  • Policy language matters: In Mutual Benefit Insurance Co. v. Politsopoulos, 115 A.3d 844 (Pa. 2015), the court held that an “Employer’s Liability” exclusion precluded coverage only when an insured was sued by its own employee and not by an employee(s) of a co-insured. In reaching this conclusion, the court focused on the disparate usage of the definite article (“the” insured) and the indefinite article (“an” or “any” insured) in the policy at issue (a point highlighted in an amicus brief prepared by Reed Smith). The court’s focus on such subtle differences in language is a good reminder to policyholders of the importance of the specific wording used in their policies, and the need to understand the effects of specific policy language.
  • The requirement to obtain carrier consent to settle is not absolute: In Babcock & Wilcox Co. v. American Nuclear Insurers, — A.3d —-, 2015 WL 4430352 (Pa. July 21, 2015), the court adopted a reasonable settlement rule in cases where an insurer is defending the case under a reservations of rights: If the policyholder presents a reasonable settlement demand within policy limits to its insurer and the insurer refuses to consent, the insurer has breached the policy, and the policyholder is free to settle the case and seek to recover the reasonable settlement amount from its insurer. As such, policyholders must seek their insurers’ consent to settle, but will not necessarily forfeit coverage by entering into a reasonable settlement over their insurers’ objections.

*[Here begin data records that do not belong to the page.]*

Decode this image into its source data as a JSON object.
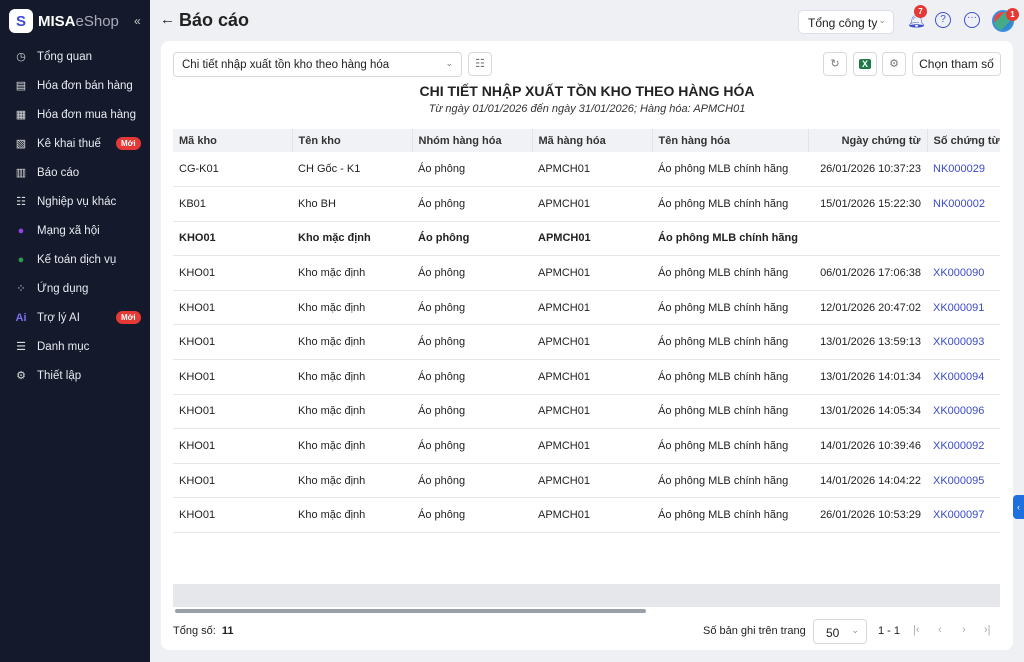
{
  "brand": {
    "logo": "S",
    "name_bold": "MISA",
    "name_light": "eShop"
  },
  "sidebar": {
    "items": [
      {
        "label": "Tổng quan",
        "icon": "◷"
      },
      {
        "label": "Hóa đơn bán hàng",
        "icon": "▤"
      },
      {
        "label": "Hóa đơn mua hàng",
        "icon": "▦"
      },
      {
        "label": "Kê khai thuế",
        "icon": "▧",
        "badge": "Mới"
      },
      {
        "label": "Báo cáo",
        "icon": "▥"
      },
      {
        "label": "Nghiệp vụ khác",
        "icon": "☷"
      },
      {
        "label": "Mạng xã hội",
        "icon": "●"
      },
      {
        "label": "Kế toán dịch vụ",
        "icon": "●"
      },
      {
        "label": "Ứng dụng",
        "icon": "⁘"
      },
      {
        "label": "Trợ lý AI",
        "icon": "Ai",
        "badge": "Mới"
      },
      {
        "label": "Danh mục",
        "icon": "☰"
      },
      {
        "label": "Thiết lập",
        "icon": "⚙"
      }
    ]
  },
  "header": {
    "title": "Báo cáo",
    "company": "Tổng công ty",
    "notifications": "7",
    "avatar_badge": "1"
  },
  "toolbar": {
    "report_select": "Chi tiết nhập xuất tồn kho theo hàng hóa",
    "params_button": "Chọn tham số"
  },
  "report": {
    "title": "CHI TIẾT NHẬP XUẤT TỒN KHO THEO HÀNG HÓA",
    "subtitle": "Từ ngày 01/01/2026 đến ngày 31/01/2026; Hàng hóa: APMCH01"
  },
  "table": {
    "columns": [
      "Mã kho",
      "Tên kho",
      "Nhóm hàng hóa",
      "Mã hàng hóa",
      "Tên hàng hóa",
      "Ngày chứng từ",
      "Số chứng từ"
    ],
    "rows": [
      [
        "CG-K01",
        "CH Gốc - K1",
        "Áo phông",
        "APMCH01",
        "Áo phông MLB chính hãng",
        "26/01/2026 10:37:23",
        "NK000029"
      ],
      [
        "KB01",
        "Kho BH",
        "Áo phông",
        "APMCH01",
        "Áo phông MLB chính hãng",
        "15/01/2026 15:22:30",
        "NK000002"
      ],
      [
        "KHO01",
        "Kho mặc định",
        "Áo phông",
        "APMCH01",
        "Áo phông MLB chính hãng",
        "",
        ""
      ],
      [
        "KHO01",
        "Kho mặc định",
        "Áo phông",
        "APMCH01",
        "Áo phông MLB chính hãng",
        "06/01/2026 17:06:38",
        "XK000090"
      ],
      [
        "KHO01",
        "Kho mặc định",
        "Áo phông",
        "APMCH01",
        "Áo phông MLB chính hãng",
        "12/01/2026 20:47:02",
        "XK000091"
      ],
      [
        "KHO01",
        "Kho mặc định",
        "Áo phông",
        "APMCH01",
        "Áo phông MLB chính hãng",
        "13/01/2026 13:59:13",
        "XK000093"
      ],
      [
        "KHO01",
        "Kho mặc định",
        "Áo phông",
        "APMCH01",
        "Áo phông MLB chính hãng",
        "13/01/2026 14:01:34",
        "XK000094"
      ],
      [
        "KHO01",
        "Kho mặc định",
        "Áo phông",
        "APMCH01",
        "Áo phông MLB chính hãng",
        "13/01/2026 14:05:34",
        "XK000096"
      ],
      [
        "KHO01",
        "Kho mặc định",
        "Áo phông",
        "APMCH01",
        "Áo phông MLB chính hãng",
        "14/01/2026 10:39:46",
        "XK000092"
      ],
      [
        "KHO01",
        "Kho mặc định",
        "Áo phông",
        "APMCH01",
        "Áo phông MLB chính hãng",
        "14/01/2026 14:04:22",
        "XK000095"
      ],
      [
        "KHO01",
        "Kho mặc định",
        "Áo phông",
        "APMCH01",
        "Áo phông MLB chính hãng",
        "26/01/2026 10:53:29",
        "XK000097"
      ]
    ],
    "bold_row": 2
  },
  "footer": {
    "total_label": "Tổng số:",
    "total": "11",
    "per_page_label": "Số bản ghi trên trang",
    "per_page": "50",
    "range": "1 - 1"
  }
}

If you have any questions, or would like assistance applying these lessons to the specific facts of your situation, please contact the authors of this blog.